Last Updated: Friday - 09/24/2010
Week of December 1, 2008
Repeal Canadian Human Rights Act Hate crime section – consultant
By DEBORAH GYAPONG
“This is one more voice saying that the human rights commission should not be in the business of censoring people.”
- Joanne McGarry
“It was not what I expected, nor what the CHRC tried to orchestrate,” said the bishop who faced complaints to the Alberta Human Rights Commission in 2005 for a pastoral letter on marriage.
Henry said if implemented, the recommendation would undermine the present activity of the CHRC and eventually erode its authority and mandate.
“I think that this is more than a slap on the wrist as it is indicative of social movement to restrict the activity of thought police who have turned human rights laws from shields into swords,” Henry said.
Joanne McGarry, executive director of the Catholic Human Rights League, said, “This is one more voice saying that the human rights commission should not be in the business of censoring people.”
But both de Valk and McGarry say they are disappointed the government has no plans for immediate action.

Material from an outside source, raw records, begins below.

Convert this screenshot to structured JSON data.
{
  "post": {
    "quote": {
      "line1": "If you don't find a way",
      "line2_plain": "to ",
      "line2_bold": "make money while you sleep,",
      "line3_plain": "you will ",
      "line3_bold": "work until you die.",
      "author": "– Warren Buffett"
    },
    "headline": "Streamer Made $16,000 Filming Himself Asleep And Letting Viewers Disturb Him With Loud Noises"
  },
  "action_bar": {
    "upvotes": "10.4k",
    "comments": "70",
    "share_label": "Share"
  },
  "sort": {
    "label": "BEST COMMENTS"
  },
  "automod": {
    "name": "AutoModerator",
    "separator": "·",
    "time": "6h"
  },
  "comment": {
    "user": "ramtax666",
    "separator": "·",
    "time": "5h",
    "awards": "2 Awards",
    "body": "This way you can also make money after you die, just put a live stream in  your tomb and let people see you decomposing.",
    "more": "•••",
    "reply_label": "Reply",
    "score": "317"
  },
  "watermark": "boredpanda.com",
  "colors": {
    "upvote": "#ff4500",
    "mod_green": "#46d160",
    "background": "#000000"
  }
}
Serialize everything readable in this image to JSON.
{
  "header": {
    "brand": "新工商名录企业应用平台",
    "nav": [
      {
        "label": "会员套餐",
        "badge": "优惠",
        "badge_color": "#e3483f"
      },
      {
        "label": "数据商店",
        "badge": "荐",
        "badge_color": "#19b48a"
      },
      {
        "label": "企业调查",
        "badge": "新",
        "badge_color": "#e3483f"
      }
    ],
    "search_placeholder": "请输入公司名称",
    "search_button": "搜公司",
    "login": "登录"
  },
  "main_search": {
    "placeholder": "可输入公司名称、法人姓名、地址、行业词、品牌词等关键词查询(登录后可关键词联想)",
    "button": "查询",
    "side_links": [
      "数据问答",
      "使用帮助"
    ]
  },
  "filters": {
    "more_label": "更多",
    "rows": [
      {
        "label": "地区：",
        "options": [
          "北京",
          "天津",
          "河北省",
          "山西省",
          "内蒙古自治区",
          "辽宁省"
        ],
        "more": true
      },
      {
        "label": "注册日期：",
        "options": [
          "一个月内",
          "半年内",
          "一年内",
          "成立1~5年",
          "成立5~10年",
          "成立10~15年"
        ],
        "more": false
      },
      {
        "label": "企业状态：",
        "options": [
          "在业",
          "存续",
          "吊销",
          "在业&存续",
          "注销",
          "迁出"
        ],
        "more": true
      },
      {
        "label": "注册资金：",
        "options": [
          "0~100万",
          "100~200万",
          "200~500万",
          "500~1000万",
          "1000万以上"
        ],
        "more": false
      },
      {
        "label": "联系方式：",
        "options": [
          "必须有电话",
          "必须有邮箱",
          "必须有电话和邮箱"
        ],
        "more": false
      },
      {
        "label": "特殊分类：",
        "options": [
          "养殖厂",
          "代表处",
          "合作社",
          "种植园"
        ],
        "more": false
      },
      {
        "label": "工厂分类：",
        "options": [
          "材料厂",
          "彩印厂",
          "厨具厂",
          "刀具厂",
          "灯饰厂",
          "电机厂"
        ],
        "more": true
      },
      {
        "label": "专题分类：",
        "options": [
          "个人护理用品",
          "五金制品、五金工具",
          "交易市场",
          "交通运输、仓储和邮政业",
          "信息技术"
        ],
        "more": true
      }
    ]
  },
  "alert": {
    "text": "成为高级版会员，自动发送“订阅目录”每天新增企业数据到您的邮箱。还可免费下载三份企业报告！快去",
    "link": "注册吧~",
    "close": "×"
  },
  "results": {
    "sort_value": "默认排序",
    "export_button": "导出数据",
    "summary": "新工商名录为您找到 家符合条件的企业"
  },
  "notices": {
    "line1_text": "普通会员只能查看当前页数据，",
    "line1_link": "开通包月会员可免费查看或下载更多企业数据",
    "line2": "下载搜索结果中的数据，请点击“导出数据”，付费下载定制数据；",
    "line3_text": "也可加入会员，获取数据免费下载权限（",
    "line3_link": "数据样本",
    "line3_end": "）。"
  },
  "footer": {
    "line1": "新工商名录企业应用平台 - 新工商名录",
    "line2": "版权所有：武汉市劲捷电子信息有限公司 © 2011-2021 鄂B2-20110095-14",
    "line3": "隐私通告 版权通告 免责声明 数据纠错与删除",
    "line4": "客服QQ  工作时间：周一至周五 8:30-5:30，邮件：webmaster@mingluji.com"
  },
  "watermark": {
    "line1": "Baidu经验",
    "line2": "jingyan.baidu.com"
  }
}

Instead of turning this report over to Parliament, the CHRC has launched a consultation process, with a final report expected in mid-2009.
“It’s time for Parliament to act,” McGarry said. “We don’t need any more discussion.”
Justice Minister Rob Nicholson told CFRB Nov. 24 he would look at the report and that he hoped the Commons justice committee will look at it.
Even though Nicholson had voted in favour of a Conservative Party resolution to gut Section 13 at a recent policy convention, he would not say whether he favoured Moon’s recommendation.
Federal and provincial HRCs have engaged in prosecuting Christian expression for decades, from mayors being forced to proclaim Gay Pride Days in the 1990s, to Alberta Youth Pastor Stephen Boissoin’s letter to the editor six years ago, to the complaints against Bishop Henry in 2005.
The Moon Report also offered recommendations to tighten up Section 13 should Parliament not repeal it. He recommended changes to the language so it is clear only extreme instances of hateful expression are covered.
CHRC Chief Commissioner Jennifer Lynch told the Nov. 25 National Post: “We can envision Section 13 being retained with some amendments.”
The CHRC exists to protect Canadians from discrimination, she said and she is looking for “fresh thinking” on how to protect them against “exposure to hate on the Internet.”
McGarry said she could see an educational role for the CHRC and government bodies, noting that respect for others and their beliefs are important Canadian values.
“We all have to do what we can to promote respect for others,” she said.
Our mission: To serve our readers by bringing the Gospel to bear on current issues in the Church and in secular culture through accurate news coverage and reflective commentary.